What is needed: Could you copy every entry exactly, dropping the pictures?

Source data:
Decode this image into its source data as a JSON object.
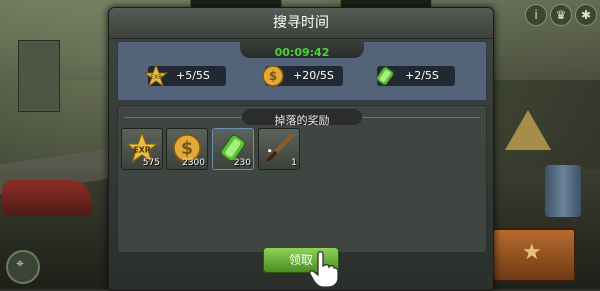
{
  "dialog": {
    "title": "搜寻时间",
    "timer": "00:09:42",
    "rates": [
      {
        "icon": "exp-star-icon",
        "label": "+5/5S"
      },
      {
        "icon": "coin-icon",
        "label": "+20/5S"
      },
      {
        "icon": "battery-icon",
        "label": "+2/5S"
      }
    ],
    "rewards_title": "掉落的奖励",
    "rewards": [
      {
        "icon": "exp-star-icon",
        "count": "575",
        "selected": false
      },
      {
        "icon": "coin-icon",
        "count": "2300",
        "selected": false
      },
      {
        "icon": "battery-icon",
        "count": "230",
        "selected": true
      },
      {
        "icon": "bat-weapon-icon",
        "count": "1",
        "selected": false
      }
    ],
    "claim_button": "领取"
  },
  "icon_labels": {
    "exp": "EXP",
    "coin": "$"
  },
  "colors": {
    "timer": "#4cd13b",
    "claim_button": "#6fb43b",
    "panel_blue": "#52637a"
  }
}
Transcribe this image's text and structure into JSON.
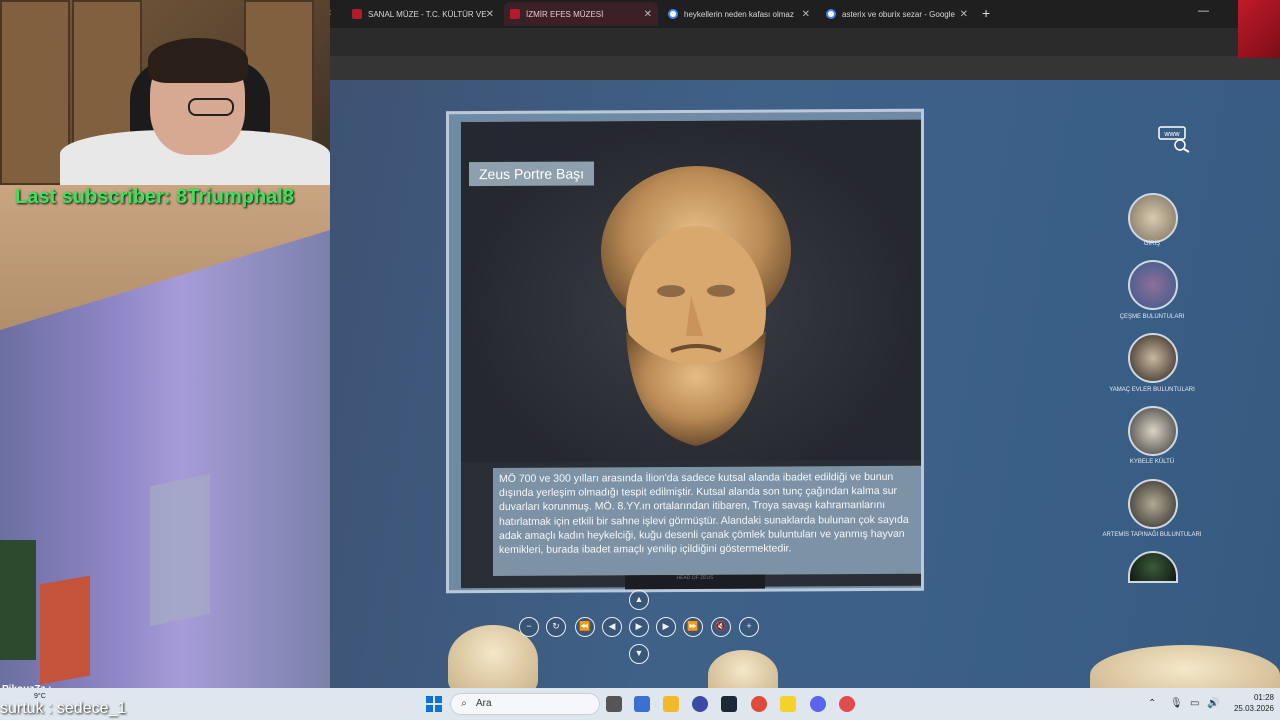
{
  "browser": {
    "tabs": [
      {
        "label": "SANAL MÜZE - T.C. KÜLTÜR VE",
        "active": false,
        "favicon": "#b31b2b"
      },
      {
        "label": "İZMİR EFES MÜZESİ",
        "active": true,
        "favicon": "#b31b2b"
      },
      {
        "label": "heykellerin neden kafası olmaz",
        "active": false,
        "favicon": "#4285f4"
      },
      {
        "label": "asterix ve oburix sezar - Google",
        "active": false,
        "favicon": "#4285f4"
      }
    ],
    "new_tab": "+",
    "scroll_left": "‹"
  },
  "stream": {
    "last_subscriber": "Last subscriber: 8Triumphal8",
    "chat_user": "PikouzZz :",
    "chat_line": "surtuk : sedece_1"
  },
  "artifact": {
    "title": "Zeus Portre Başı",
    "description": "MÖ 700 ve 300 yılları arasında İlion'da sadece kutsal alanda ibadet edildiği ve bunun dışında yerleşim olmadığı tespit edilmiştir. Kutsal alanda son tunç çağından kalma sur duvarları korunmuş. MÖ. 8.YY.ın ortalarından itibaren, Troya savaşı kahramanlarını hatırlatmak için etkili bir sahne işlevi görmüştür. Alandaki sunaklarda bulunan çok sayıda adak amaçlı kadın heykelciği, kuğu desenli çanak çömlek buluntuları ve yanmış hayvan kemikleri, burada ibadet amaçlı yenilip içildiğini göstermektedir.",
    "plaque": "HEAD OF ZEUS"
  },
  "controls": {
    "up": "▲",
    "down": "▼",
    "zoom_out": "−",
    "reset": "↻",
    "rewind": "⏪",
    "prev": "◀",
    "play": "▶",
    "next": "▶",
    "forward": "⏩",
    "mute": "🔇",
    "zoom_in": "+"
  },
  "rooms": [
    {
      "label": "GİRİŞ",
      "color": "#a89f8e"
    },
    {
      "label": "ÇEŞME BULUNTULARI",
      "color": "#4d6a95"
    },
    {
      "label": "YAMAÇ EVLER BULUNTULARI",
      "color": "#3a302b"
    },
    {
      "label": "KYBELE KÜLTÜ",
      "color": "#4a4844"
    },
    {
      "label": "ARTEMİS TAPINAĞI BULUNTULARI",
      "color": "#3b3a35"
    },
    {
      "label": "",
      "color": "#142018"
    }
  ],
  "www_icon_label": "www",
  "taskbar": {
    "search_placeholder": "Ara",
    "time": "01:28",
    "date": "25.03.2026",
    "weather_temp": "9°C"
  }
}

Output of the task:
Decode this image into its source data as a JSON object.
{
  "dialog": {
    "title": "搜寻时间",
    "timer": "00:09:42",
    "rates": [
      {
        "icon": "exp-star-icon",
        "label": "+5/5S"
      },
      {
        "icon": "coin-icon",
        "label": "+20/5S"
      },
      {
        "icon": "battery-icon",
        "label": "+2/5S"
      }
    ],
    "rewards_title": "掉落的奖励",
    "rewards": [
      {
        "icon": "exp-star-icon",
        "count": "575",
        "selected": false
      },
      {
        "icon": "coin-icon",
        "count": "2300",
        "selected": false
      },
      {
        "icon": "battery-icon",
        "count": "230",
        "selected": true
      },
      {
        "icon": "bat-weapon-icon",
        "count": "1",
        "selected": false
      }
    ],
    "claim_button": "领取"
  },
  "icon_labels": {
    "exp": "EXP",
    "coin": "$"
  },
  "colors": {
    "timer": "#4cd13b",
    "claim_button": "#6fb43b",
    "panel_blue": "#52637a"
  }
}
Transcribe this image's text and structure into JSON.
{
  "browser": {
    "tabs": [
      {
        "label": "SANAL MÜZE - T.C. KÜLTÜR VE",
        "active": false,
        "favicon": "#b31b2b"
      },
      {
        "label": "İZMİR EFES MÜZESİ",
        "active": true,
        "favicon": "#b31b2b"
      },
      {
        "label": "heykellerin neden kafası olmaz",
        "active": false,
        "favicon": "#4285f4"
      },
      {
        "label": "asterix ve oburix sezar - Google",
        "active": false,
        "favicon": "#4285f4"
      }
    ],
    "new_tab": "+",
    "scroll_left": "‹"
  },
  "stream": {
    "last_subscriber": "Last subscriber: 8Triumphal8",
    "chat_user": "PikouzZz :",
    "chat_line": "surtuk : sedece_1"
  },
  "artifact": {
    "title": "Zeus Portre Başı",
    "description": "MÖ 700 ve 300 yılları arasında İlion'da sadece kutsal alanda ibadet edildiği ve bunun dışında yerleşim olmadığı tespit edilmiştir. Kutsal alanda son tunç çağından kalma sur duvarları korunmuş. MÖ. 8.YY.ın ortalarından itibaren, Troya savaşı kahramanlarını hatırlatmak için etkili bir sahne işlevi görmüştür. Alandaki sunaklarda bulunan çok sayıda adak amaçlı kadın heykelciği, kuğu desenli çanak çömlek buluntuları ve yanmış hayvan kemikleri, burada ibadet amaçlı yenilip içildiğini göstermektedir.",
    "plaque": "HEAD OF ZEUS"
  },
  "controls": {
    "up": "▲",
    "down": "▼",
    "zoom_out": "−",
    "reset": "↻",
    "rewind": "⏪",
    "prev": "◀",
    "play": "▶",
    "next": "▶",
    "forward": "⏩",
    "mute": "🔇",
    "zoom_in": "+"
  },
  "rooms": [
    {
      "label": "GİRİŞ",
      "color": "#a89f8e"
    },
    {
      "label": "ÇEŞME BULUNTULARI",
      "color": "#4d6a95"
    },
    {
      "label": "YAMAÇ EVLER BULUNTULARI",
      "color": "#3a302b"
    },
    {
      "label": "KYBELE KÜLTÜ",
      "color": "#4a4844"
    },
    {
      "label": "ARTEMİS TAPINAĞI BULUNTULARI",
      "color": "#3b3a35"
    },
    {
      "label": "",
      "color": "#142018"
    }
  ],
  "www_icon_label": "www",
  "taskbar": {
    "search_placeholder": "Ara",
    "time": "01:28",
    "date": "25.03.2026",
    "weather_temp": "9°C"
  }
}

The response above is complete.